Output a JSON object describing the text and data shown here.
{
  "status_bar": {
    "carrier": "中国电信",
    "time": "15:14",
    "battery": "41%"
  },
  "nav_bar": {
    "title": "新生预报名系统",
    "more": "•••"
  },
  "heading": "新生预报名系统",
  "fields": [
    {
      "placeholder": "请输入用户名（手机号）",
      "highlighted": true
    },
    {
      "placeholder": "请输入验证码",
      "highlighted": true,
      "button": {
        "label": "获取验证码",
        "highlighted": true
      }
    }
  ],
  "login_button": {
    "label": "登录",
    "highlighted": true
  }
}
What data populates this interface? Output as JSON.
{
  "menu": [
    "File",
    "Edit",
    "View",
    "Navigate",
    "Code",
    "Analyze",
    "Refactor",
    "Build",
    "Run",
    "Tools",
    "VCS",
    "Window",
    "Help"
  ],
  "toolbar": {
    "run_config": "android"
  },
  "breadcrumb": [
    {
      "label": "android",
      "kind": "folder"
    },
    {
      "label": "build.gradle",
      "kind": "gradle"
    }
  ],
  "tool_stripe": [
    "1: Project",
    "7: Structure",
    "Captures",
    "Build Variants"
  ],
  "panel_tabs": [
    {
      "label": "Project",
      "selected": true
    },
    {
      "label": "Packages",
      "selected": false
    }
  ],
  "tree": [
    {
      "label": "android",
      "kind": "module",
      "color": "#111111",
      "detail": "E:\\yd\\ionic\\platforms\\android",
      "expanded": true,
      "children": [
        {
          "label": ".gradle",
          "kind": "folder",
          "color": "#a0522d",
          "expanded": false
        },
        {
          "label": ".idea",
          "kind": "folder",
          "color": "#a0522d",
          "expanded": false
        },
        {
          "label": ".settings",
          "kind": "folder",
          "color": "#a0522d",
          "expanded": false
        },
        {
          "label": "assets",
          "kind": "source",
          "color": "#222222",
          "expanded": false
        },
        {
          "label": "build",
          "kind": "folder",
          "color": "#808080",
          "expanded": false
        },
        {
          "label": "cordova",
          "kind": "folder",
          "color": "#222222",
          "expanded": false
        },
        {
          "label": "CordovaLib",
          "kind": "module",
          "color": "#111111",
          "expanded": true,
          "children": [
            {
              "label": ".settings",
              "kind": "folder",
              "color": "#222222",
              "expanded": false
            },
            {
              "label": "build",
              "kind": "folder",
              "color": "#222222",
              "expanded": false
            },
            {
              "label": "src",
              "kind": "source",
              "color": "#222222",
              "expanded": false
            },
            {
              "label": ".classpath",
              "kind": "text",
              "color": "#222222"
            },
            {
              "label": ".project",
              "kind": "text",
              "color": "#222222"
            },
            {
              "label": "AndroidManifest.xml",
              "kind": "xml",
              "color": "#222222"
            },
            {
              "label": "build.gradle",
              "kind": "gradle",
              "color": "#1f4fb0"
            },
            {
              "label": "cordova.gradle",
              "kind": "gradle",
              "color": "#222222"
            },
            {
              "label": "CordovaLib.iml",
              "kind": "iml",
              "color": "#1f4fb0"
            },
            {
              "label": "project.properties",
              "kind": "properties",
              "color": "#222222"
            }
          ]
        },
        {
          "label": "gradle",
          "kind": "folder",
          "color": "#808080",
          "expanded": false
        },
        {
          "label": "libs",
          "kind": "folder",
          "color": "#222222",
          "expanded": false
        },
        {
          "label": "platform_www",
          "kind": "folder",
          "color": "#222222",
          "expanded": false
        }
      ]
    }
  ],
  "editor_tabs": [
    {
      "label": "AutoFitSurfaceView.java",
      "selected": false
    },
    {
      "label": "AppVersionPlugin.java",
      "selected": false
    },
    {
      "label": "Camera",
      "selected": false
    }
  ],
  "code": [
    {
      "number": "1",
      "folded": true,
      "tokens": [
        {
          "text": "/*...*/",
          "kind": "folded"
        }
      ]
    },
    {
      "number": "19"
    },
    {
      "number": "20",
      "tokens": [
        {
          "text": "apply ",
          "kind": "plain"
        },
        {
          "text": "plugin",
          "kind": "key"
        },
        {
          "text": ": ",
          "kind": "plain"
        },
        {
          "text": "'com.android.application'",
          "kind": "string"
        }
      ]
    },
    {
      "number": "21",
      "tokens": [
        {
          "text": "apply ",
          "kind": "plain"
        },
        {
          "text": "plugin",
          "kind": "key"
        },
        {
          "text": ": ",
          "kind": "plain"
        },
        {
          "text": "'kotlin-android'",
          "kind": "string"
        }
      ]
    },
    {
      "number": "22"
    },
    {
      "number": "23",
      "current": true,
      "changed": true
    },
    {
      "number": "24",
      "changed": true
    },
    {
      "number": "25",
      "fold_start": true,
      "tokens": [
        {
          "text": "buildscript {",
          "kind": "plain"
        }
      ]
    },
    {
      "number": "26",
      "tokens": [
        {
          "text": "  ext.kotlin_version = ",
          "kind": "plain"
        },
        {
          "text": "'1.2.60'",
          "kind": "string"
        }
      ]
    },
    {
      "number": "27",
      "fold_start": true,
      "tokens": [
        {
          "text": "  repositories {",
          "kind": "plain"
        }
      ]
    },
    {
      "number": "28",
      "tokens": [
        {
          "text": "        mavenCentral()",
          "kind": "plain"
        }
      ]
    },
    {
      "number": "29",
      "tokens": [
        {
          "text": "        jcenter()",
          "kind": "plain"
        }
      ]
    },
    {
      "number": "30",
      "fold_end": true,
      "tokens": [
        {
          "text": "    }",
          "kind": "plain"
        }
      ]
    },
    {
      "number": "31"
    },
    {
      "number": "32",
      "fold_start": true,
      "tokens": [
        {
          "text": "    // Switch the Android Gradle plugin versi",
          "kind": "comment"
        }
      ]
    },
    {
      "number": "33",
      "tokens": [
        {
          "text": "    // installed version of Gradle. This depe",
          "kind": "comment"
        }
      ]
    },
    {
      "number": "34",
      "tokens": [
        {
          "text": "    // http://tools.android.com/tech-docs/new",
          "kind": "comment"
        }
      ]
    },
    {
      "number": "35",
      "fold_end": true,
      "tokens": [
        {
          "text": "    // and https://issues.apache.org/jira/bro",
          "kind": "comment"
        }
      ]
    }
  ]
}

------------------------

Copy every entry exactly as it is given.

#### Solution to the problem
Output a JSON object describing the text and data shown here.
{
  "status_bar": {
    "carrier": "中国电信",
    "time": "15:14",
    "battery": "41%"
  },
  "nav_bar": {
    "title": "新生预报名系统",
    "more": "•••"
  },
  "heading": "新生预报名系统",
  "fields": [
    {
      "placeholder": "请输入用户名（手机号）",
      "highlighted": true
    },
    {
      "placeholder": "请输入验证码",
      "highlighted": true,
      "button": {
        "label": "获取验证码",
        "highlighted": true
      }
    }
  ],
  "login_button": {
    "label": "登录",
    "highlighted": true
  }
}
What data populates this interface? Output as JSON.
{
  "menu": [
    "File",
    "Edit",
    "View",
    "Navigate",
    "Code",
    "Analyze",
    "Refactor",
    "Build",
    "Run",
    "Tools",
    "VCS",
    "Window",
    "Help"
  ],
  "toolbar": {
    "run_config": "android"
  },
  "breadcrumb": [
    {
      "label": "android",
      "kind": "folder"
    },
    {
      "label": "build.gradle",
      "kind": "gradle"
    }
  ],
  "tool_stripe": [
    "1: Project",
    "7: Structure",
    "Captures",
    "Build Variants"
  ],
  "panel_tabs": [
    {
      "label": "Project",
      "selected": true
    },
    {
      "label": "Packages",
      "selected": false
    }
  ],
  "tree": [
    {
      "label": "android",
      "kind": "module",
      "color": "#111111",
      "detail": "E:\\yd\\ionic\\platforms\\android",
      "expanded": true,
      "children": [
        {
          "label": ".gradle",
          "kind": "folder",
          "color": "#a0522d",
          "expanded": false
        },
        {
          "label": ".idea",
          "kind": "folder",
          "color": "#a0522d",
          "expanded": false
        },
        {
          "label": ".settings",
          "kind": "folder",
          "color": "#a0522d",
          "expanded": false
        },
        {
          "label": "assets",
          "kind": "source",
          "color": "#222222",
          "expanded": false
        },
        {
          "label": "build",
          "kind": "folder",
          "color": "#808080",
          "expanded": false
        },
        {
          "label": "cordova",
          "kind": "folder",
          "color": "#222222",
          "expanded": false
        },
        {
          "label": "CordovaLib",
          "kind": "module",
          "color": "#111111",
          "expanded": true,
          "children": [
            {
              "label": ".settings",
              "kind": "folder",
              "color": "#222222",
              "expanded": false
            },
            {
              "label": "build",
              "kind": "folder",
              "color": "#222222",
              "expanded": false
            },
            {
              "label": "src",
              "kind": "source",
              "color": "#222222",
              "expanded": false
            },
            {
              "label": ".classpath",
              "kind": "text",
              "color": "#222222"
            },
            {
              "label": ".project",
              "kind": "text",
              "color": "#222222"
            },
            {
              "label": "AndroidManifest.xml",
              "kind": "xml",
              "color": "#222222"
            },
            {
              "label": "build.gradle",
              "kind": "gradle",
              "color": "#1f4fb0"
            },
            {
              "label": "cordova.gradle",
              "kind": "gradle",
              "color": "#222222"
            },
            {
              "label": "CordovaLib.iml",
              "kind": "iml",
              "color": "#1f4fb0"
            },
            {
              "label": "project.properties",
              "kind": "properties",
              "color": "#222222"
            }
          ]
        },
        {
          "label": "gradle",
          "kind": "folder",
          "color": "#808080",
          "expanded": false
        },
        {
          "label": "libs",
          "kind": "folder",
          "color": "#222222",
          "expanded": false
        },
        {
          "label": "platform_www",
          "kind": "folder",
          "color": "#222222",
          "expanded": false
        }
      ]
    }
  ],
  "editor_tabs": [
    {
      "label": "AutoFitSurfaceView.java",
      "selected": false
    },
    {
      "label": "AppVersionPlugin.java",
      "selected": false
    },
    {
      "label": "Camera",
      "selected": false
    }
  ],
  "code": [
    {
      "number": "1",
      "folded": true,
      "tokens": [
        {
          "text": "/*...*/",
          "kind": "folded"
        }
      ]
    },
    {
      "number": "19"
    },
    {
      "number": "20",
      "tokens": [
        {
          "text": "apply ",
          "kind": "plain"
        },
        {
          "text": "plugin",
          "kind": "key"
        },
        {
          "text": ": ",
          "kind": "plain"
        },
        {
          "text": "'com.android.application'",
          "kind": "string"
        }
      ]
    },
    {
      "number": "21",
      "tokens": [
        {
          "text": "apply ",
          "kind": "plain"
        },
        {
          "text": "plugin",
          "kind": "key"
        },
        {
          "text": ": ",
          "kind": "plain"
        },
        {
          "text": "'kotlin-android'",
          "kind": "string"
        }
      ]
    },
    {
      "number": "22"
    },
    {
      "number": "23",
      "current": true,
      "changed": true
    },
    {
      "number": "24",
      "changed": true
    },
    {
      "number": "25",
      "fold_start": true,
      "tokens": [
        {
          "text": "buildscript {",
          "kind": "plain"
        }
      ]
    },
    {
      "number": "26",
      "tokens": [
        {
          "text": "  ext.kotlin_version = ",
          "kind": "plain"
        },
        {
          "text": "'1.2.60'",
          "kind": "string"
        }
      ]
    },
    {
      "number": "27",
      "fold_start": true,
      "tokens": [
        {
          "text": "  repositories {",
          "kind": "plain"
        }
      ]
    },
    {
      "number": "28",
      "tokens": [
        {
          "text": "        mavenCentral()",
          "kind": "plain"
        }
      ]
    },
    {
      "number": "29",
      "tokens": [
        {
          "text": "        jcenter()",
          "kind": "plain"
        }
      ]
    },
    {
      "number": "30",
      "fold_end": true,
      "tokens": [
        {
          "text": "    }",
          "kind": "plain"
        }
      ]
    },
    {
      "number": "31"
    },
    {
      "number": "32",
      "fold_start": true,
      "tokens": [
        {
          "text": "    // Switch the Android Gradle plugin versi",
          "kind": "comment"
        }
      ]
    },
    {
      "number": "33",
      "tokens": [
        {
          "text": "    // installed version of Gradle. This depe",
          "kind": "comment"
        }
      ]
    },
    {
      "number": "34",
      "tokens": [
        {
          "text": "    // http://tools.android.com/tech-docs/new",
          "kind": "comment"
        }
      ]
    },
    {
      "number": "35",
      "fold_end": true,
      "tokens": [
        {
          "text": "    // and https://issues.apache.org/jira/bro",
          "kind": "comment"
        }
      ]
    }
  ]
}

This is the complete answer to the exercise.